─── MATERIAL FOR THE TASK ───

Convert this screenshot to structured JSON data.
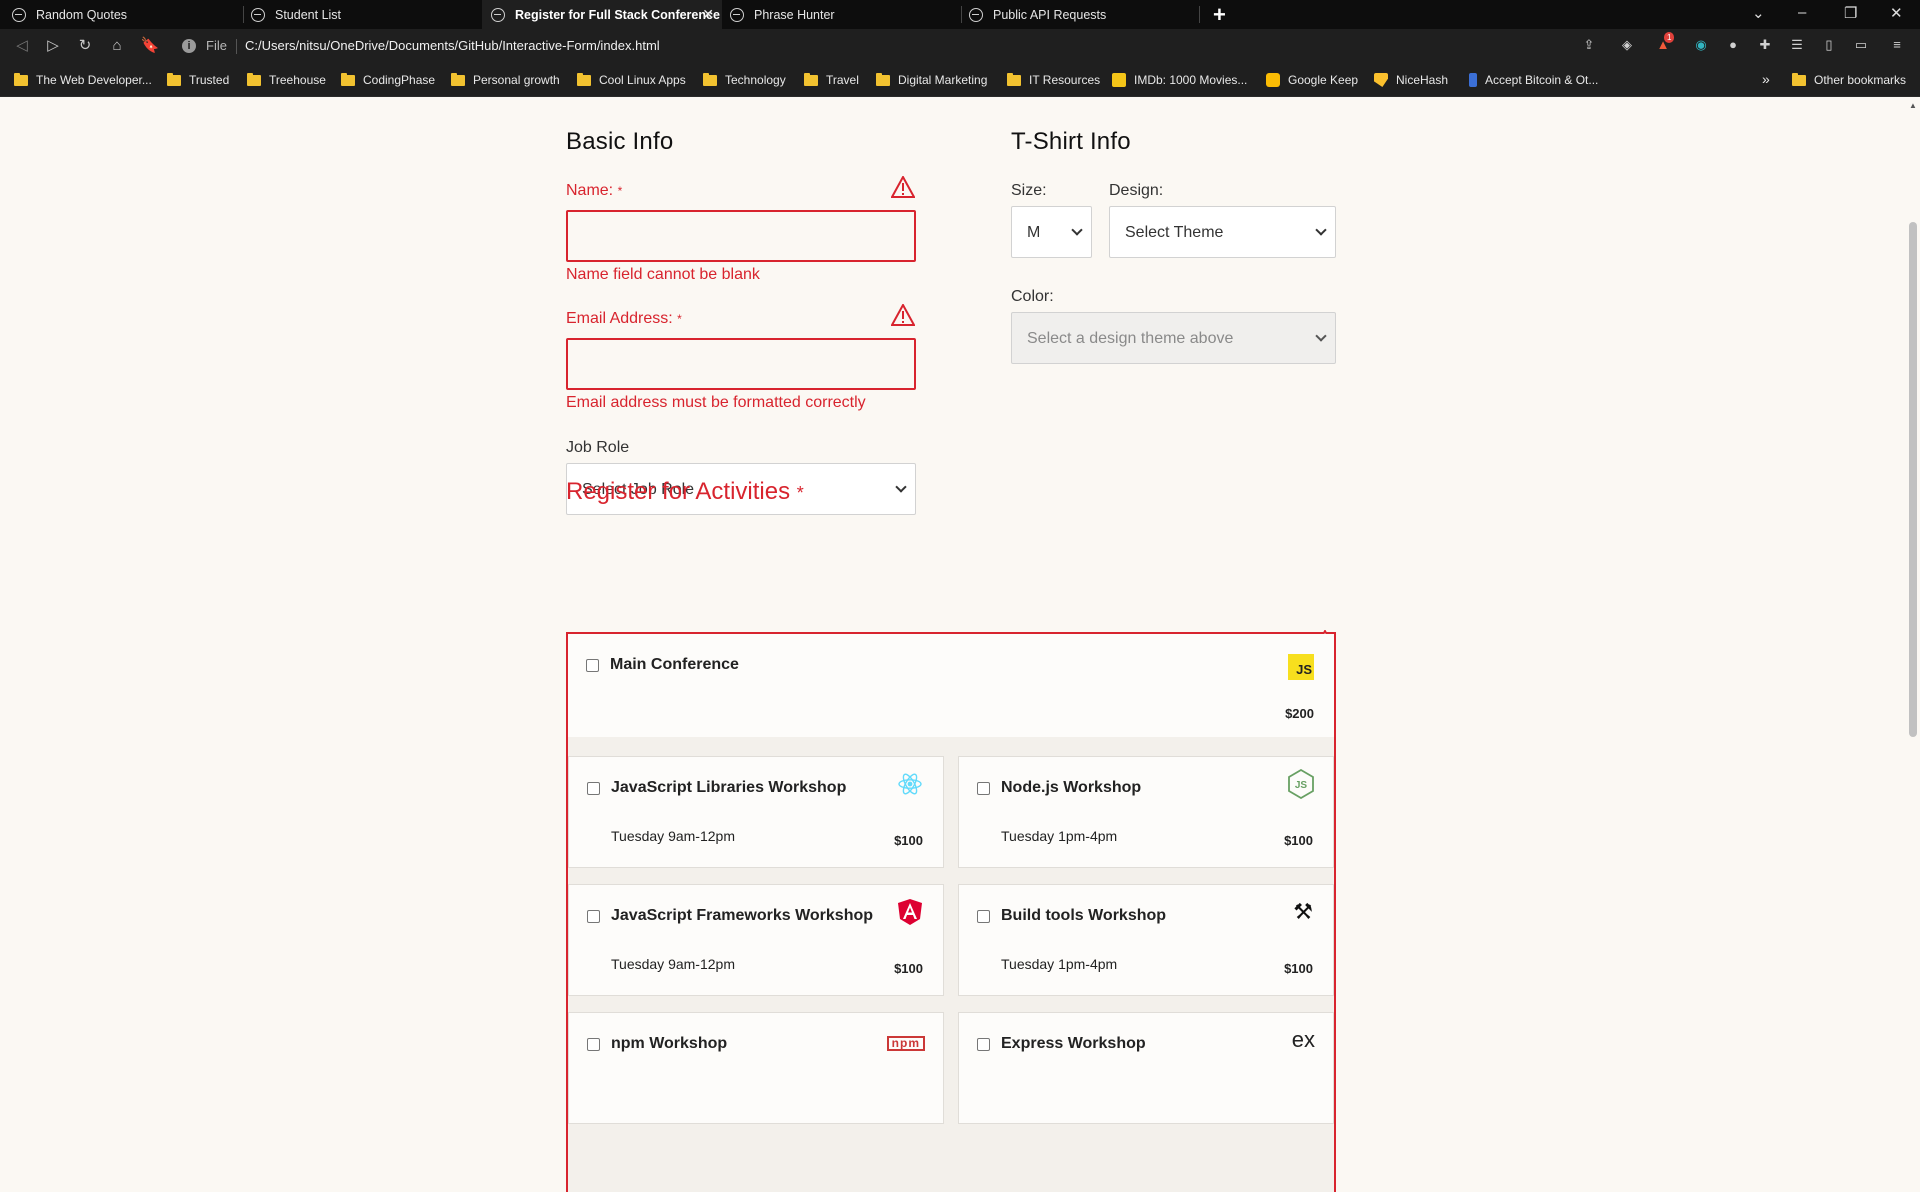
{
  "browser": {
    "tabs": [
      {
        "label": "Random Quotes"
      },
      {
        "label": "Student List"
      },
      {
        "label": "Register for Full Stack Conference",
        "active": true
      },
      {
        "label": "Phrase Hunter"
      },
      {
        "label": "Public API Requests"
      }
    ],
    "address": {
      "scheme_label": "File",
      "url": "C:/Users/nitsu/OneDrive/Documents/GitHub/Interactive-Form/index.html"
    },
    "bookmarks": [
      {
        "label": "The Web Developer...",
        "icon": "folder-icon"
      },
      {
        "label": "Trusted",
        "icon": "folder-icon"
      },
      {
        "label": "Treehouse",
        "icon": "folder-icon"
      },
      {
        "label": "CodingPhase",
        "icon": "folder-icon"
      },
      {
        "label": "Personal growth",
        "icon": "folder-icon"
      },
      {
        "label": "Cool Linux Apps",
        "icon": "folder-icon"
      },
      {
        "label": "Technology",
        "icon": "folder-icon"
      },
      {
        "label": "Travel",
        "icon": "folder-icon"
      },
      {
        "label": "Digital Marketing",
        "icon": "folder-icon"
      },
      {
        "label": "IT Resources",
        "icon": "folder-icon"
      },
      {
        "label": "IMDb: 1000 Movies...",
        "icon": "imdb-icon"
      },
      {
        "label": "Google Keep",
        "icon": "keep-icon"
      },
      {
        "label": "NiceHash",
        "icon": "nicehash-icon"
      },
      {
        "label": "Accept Bitcoin & Ot...",
        "icon": "bitcoin-icon"
      }
    ],
    "more_bookmarks": "»",
    "other_bookmarks": "Other bookmarks",
    "notification_count": "1"
  },
  "basic_info": {
    "title": "Basic Info",
    "name_label": "Name:",
    "name_required": "*",
    "name_error": "Name field cannot be blank",
    "email_label": "Email Address:",
    "email_required": "*",
    "email_error": "Email address must be formatted correctly",
    "job_role_label": "Job Role",
    "job_role_value": "Select Job Role"
  },
  "tshirt": {
    "title": "T-Shirt Info",
    "size_label": "Size:",
    "size_value": "M",
    "design_label": "Design:",
    "design_value": "Select Theme",
    "color_label": "Color:",
    "color_value": "Select a design theme above"
  },
  "activities": {
    "title": "Register for Activities",
    "required": "*",
    "items": [
      {
        "name": "Main Conference",
        "time": "",
        "price": "$200",
        "icon": "javascript-icon"
      },
      {
        "name": "JavaScript Libraries Workshop",
        "time": "Tuesday 9am-12pm",
        "price": "$100",
        "icon": "react-icon"
      },
      {
        "name": "Node.js Workshop",
        "time": "Tuesday 1pm-4pm",
        "price": "$100",
        "icon": "nodejs-icon"
      },
      {
        "name": "JavaScript Frameworks Workshop",
        "time": "Tuesday 9am-12pm",
        "price": "$100",
        "icon": "angular-icon"
      },
      {
        "name": "Build tools Workshop",
        "time": "Tuesday 1pm-4pm",
        "price": "$100",
        "icon": "tools-icon"
      },
      {
        "name": "npm Workshop",
        "time": "",
        "price": "",
        "icon": "npm-icon"
      },
      {
        "name": "Express Workshop",
        "time": "",
        "price": "",
        "icon": "express-icon"
      }
    ]
  },
  "icon_text": {
    "js": "JS",
    "npm": "npm",
    "express": "ex"
  },
  "colors": {
    "error": "#d8242e",
    "page_bg": "#fbf8f3",
    "js_yellow": "#f7df1e",
    "react_cyan": "#61dafb",
    "node_green": "#68a063",
    "angular_red": "#dd0031",
    "npm_red": "#cb3837"
  }
}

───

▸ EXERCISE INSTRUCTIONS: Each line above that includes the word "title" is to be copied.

▸ PROBLEM SOLUTION:
    "title": "Basic Info",
    "title": "T-Shirt Info",
    "title": "Register for Activities",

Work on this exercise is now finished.